What if a school wasn’t only for students to learn reading and math, but where migrant families could receive legal aid, or teenagers could find therapists, or a child could see a doctor? That’s the idea behind community schools — to serve the needs of students and their families. California has committed $3 billion to convert thousands of its public schools into these community schools in the next seven years.
The UCLA Center for Community Schooling, directed by Karen Hunter Quartz, helps run a few existing community schools in LA.
One of them is in Koreatown — called the RFK UCLA Community School. The public campus serves about 1,000 students from transitional kindergarten to grade 12, and they’re taught by mostly bilingual educators of color, says Quartz.
“It feels like home. Students are known really well. … We get to know their siblings. They’re with us for 13 years. And we get to help them on their journeys and know their families.”
She explains that the institution offers after-school programs, summer programs, social action projects, and local internships. Immigrant students and their families can learn about their rights at a legal clinic on campus, and a multi-generational arts program brings together families to embrace their creativity.
In terms of effectiveness, Quartz says at the RFK UCLA Community School, 82% of graduates went onto college, and 53% of students graduated last year with the State Seal of Biliteracy.
“We also have a high teacher retention rate, and that's a really important number, especially as we watch the teaching profession undergo such struggles in keeping teachers, particularly teachers of color,” she adds.
Teachers here must attend to students’ socio-emotional health and think about how to create sustaining workplaces, she notes.
“So they're not running around doing everything, but there is a team, there's a solid support staff of people that are there to provide mental health services, therapy, any other kinds of resources.
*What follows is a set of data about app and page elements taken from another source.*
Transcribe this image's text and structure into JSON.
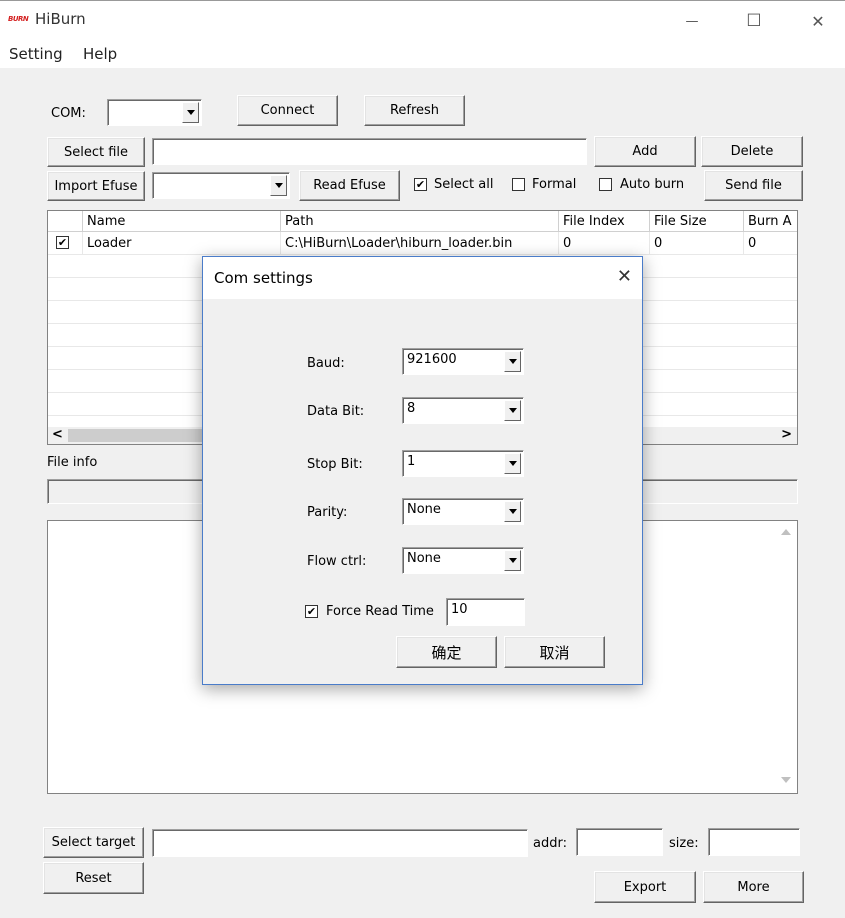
{
  "window": {
    "logo": "BURN",
    "title": "HiBurn",
    "controls": {
      "minimize": "—",
      "maximize": "☐",
      "close": "✕"
    }
  },
  "menu": {
    "setting": "Setting",
    "help": "Help"
  },
  "toolbar": {
    "com_label": "COM:",
    "com_value": "",
    "connect": "Connect",
    "refresh": "Refresh",
    "select_file": "Select file",
    "select_file_value": "",
    "add": "Add",
    "delete": "Delete",
    "import_efuse": "Import Efuse",
    "efuse_value": "",
    "read_efuse": "Read Efuse",
    "select_all": {
      "label": "Select all",
      "checked": true
    },
    "formal": {
      "label": "Formal",
      "checked": false
    },
    "auto_burn": {
      "label": "Auto burn",
      "checked": false
    },
    "send_file": "Send file"
  },
  "file_list": {
    "columns": [
      "Name",
      "Path",
      "File Index",
      "File Size",
      "Burn A"
    ],
    "rows": [
      {
        "checked": true,
        "name": "Loader",
        "path": "C:\\HiBurn\\Loader\\hiburn_loader.bin",
        "index": "0",
        "size": "0",
        "burn": "0"
      }
    ],
    "scroll_left": "<",
    "scroll_right": ">"
  },
  "file_info": {
    "label": "File info",
    "value": ""
  },
  "bottom": {
    "select_target": "Select target",
    "target_value": "",
    "addr_label": "addr:",
    "addr_value": "",
    "size_label": "size:",
    "size_value": "",
    "reset": "Reset",
    "export": "Export",
    "more": "More"
  },
  "dialog": {
    "title": "Com settings",
    "close": "✕",
    "baud_label": "Baud:",
    "baud_value": "921600",
    "data_bit_label": "Data Bit:",
    "data_bit_value": "8",
    "stop_bit_label": "Stop Bit:",
    "stop_bit_value": "1",
    "parity_label": "Parity:",
    "parity_value": "None",
    "flow_label": "Flow ctrl:",
    "flow_value": "None",
    "force_read": {
      "label": "Force Read Time",
      "checked": true,
      "value": "10"
    },
    "ok": "确定",
    "cancel": "取消"
  },
  "colors": {
    "accent_border": "#4a7cc9",
    "logo_red": "#d42020"
  }
}
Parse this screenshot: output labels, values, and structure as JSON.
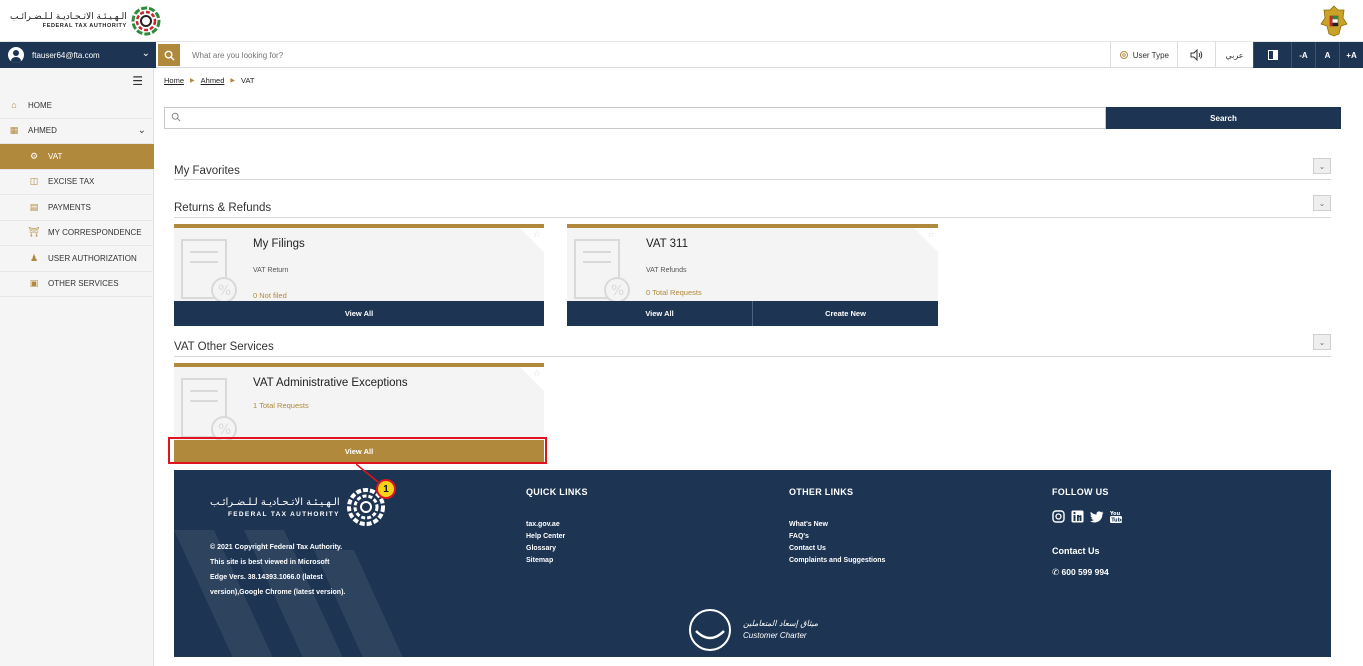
{
  "header": {
    "logo_ar": "الـهـيـئـة الاتـحـاديـة لـلـضـرائـب",
    "logo_en": "FEDERAL TAX AUTHORITY"
  },
  "topbar": {
    "user_email": "ftauser64@fta.com",
    "search_placeholder": "What are you looking for?",
    "user_type": "User Type",
    "arabic": "عربي",
    "font_minus": "-A",
    "font_normal": "A",
    "font_plus": "+A"
  },
  "sidebar": {
    "items": [
      {
        "label": "HOME",
        "icon": "home-icon"
      },
      {
        "label": "AHMED",
        "icon": "grid-icon"
      },
      {
        "label": "VAT",
        "icon": "vat-icon"
      },
      {
        "label": "EXCISE TAX",
        "icon": "excise-icon"
      },
      {
        "label": "PAYMENTS",
        "icon": "payments-icon"
      },
      {
        "label": "MY CORRESPONDENCE",
        "icon": "correspondence-icon"
      },
      {
        "label": "USER AUTHORIZATION",
        "icon": "user-auth-icon"
      },
      {
        "label": "OTHER SERVICES",
        "icon": "other-services-icon"
      }
    ]
  },
  "breadcrumb": {
    "home": "Home",
    "user": "Ahmed",
    "current": "VAT"
  },
  "search": {
    "button": "Search"
  },
  "sections": {
    "favorites": "My Favorites",
    "returns": "Returns & Refunds",
    "other": "VAT Other Services"
  },
  "cards": {
    "filings": {
      "title": "My Filings",
      "sub": "VAT Return",
      "count": "0 Not filed",
      "btn": "View All"
    },
    "vat311": {
      "title": "VAT 311",
      "sub": "VAT Refunds",
      "count": "0 Total Requests",
      "btn1": "View All",
      "btn2": "Create New"
    },
    "admin": {
      "title": "VAT Administrative Exceptions",
      "count": "1 Total Requests",
      "btn": "View All"
    }
  },
  "callout": {
    "number": "1"
  },
  "footer": {
    "logo_ar": "الـهـيـئـة الاتـحـاديـة لـلـضـرائـب",
    "logo_en": "FEDERAL TAX AUTHORITY",
    "copyright_1": "© 2021 Copyright Federal Tax Authority.",
    "copyright_2": "This site is best viewed in Microsoft",
    "copyright_3": "Edge Vers. 38.14393.1066.0 (latest",
    "copyright_4": "version),Google Chrome (latest version).",
    "quick_links_title": "QUICK LINKS",
    "quick_links": [
      "tax.gov.ae",
      "Help Center",
      "Glossary",
      "Sitemap"
    ],
    "other_links_title": "OTHER LINKS",
    "other_links": [
      "What's New",
      "FAQ's",
      "Contact Us",
      "Complaints and Suggestions"
    ],
    "follow_title": "FOLLOW US",
    "contact_title": "Contact Us",
    "phone": "600 599 994",
    "charter_ar": "ميثاق إسعاد المتعاملين",
    "charter_en": "Customer Charter"
  },
  "colors": {
    "navy": "#1d3452",
    "gold": "#b0893d",
    "highlight_red": "#e0141e"
  }
}
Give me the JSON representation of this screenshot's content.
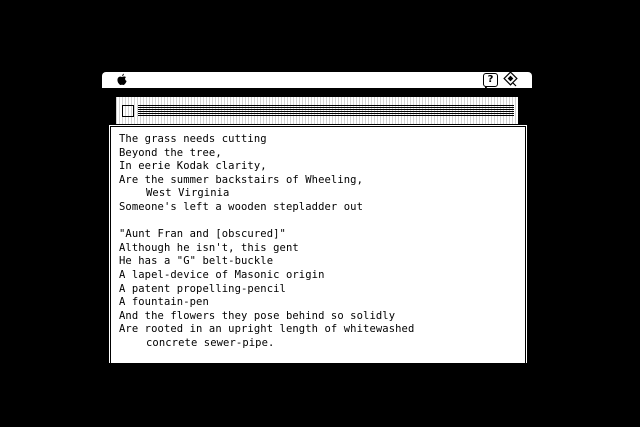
{
  "menubar": {
    "apple_icon": "apple-icon",
    "help_icon": "balloon-help-icon",
    "help_glyph": "?",
    "app_icon": "application-menu-icon"
  },
  "background_window": {
    "title": ""
  },
  "document": {
    "lines": [
      {
        "text": "The grass needs cutting",
        "indent": false
      },
      {
        "text": "Beyond the tree,",
        "indent": false
      },
      {
        "text": "In eerie Kodak clarity,",
        "indent": false
      },
      {
        "text": "Are the summer backstairs of Wheeling,",
        "indent": false
      },
      {
        "text": "West Virginia",
        "indent": true
      },
      {
        "text": "Someone's left a wooden stepladder out",
        "indent": false
      },
      {
        "text": "",
        "indent": false
      },
      {
        "text": "\"Aunt Fran and [obscured]\"",
        "indent": false
      },
      {
        "text": "Although he isn't, this gent",
        "indent": false
      },
      {
        "text": "He has a \"G\" belt-buckle",
        "indent": false
      },
      {
        "text": "A lapel-device of Masonic origin",
        "indent": false
      },
      {
        "text": "A patent propelling-pencil",
        "indent": false
      },
      {
        "text": "A fountain-pen",
        "indent": false
      },
      {
        "text": "And the flowers they pose behind so solidly",
        "indent": false
      },
      {
        "text": "Are rooted in an upright length of whitewashed",
        "indent": false
      },
      {
        "text": "concrete sewer-pipe.",
        "indent": true
      }
    ]
  },
  "colors": {
    "screen_bg": "#000000",
    "window_bg": "#ffffff",
    "ink": "#000000"
  }
}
So these things don't just fall on teachers. So in some ways, right, it’s a whole child, whole teacher initiative.”
Quartz says there couldn’t be a more important time than now to roll out this initiative. “The disparities we're seeing in our communities of color and the need for basic services and supports as children try to process what they've been through these last few years — it’s an incredibly important time.”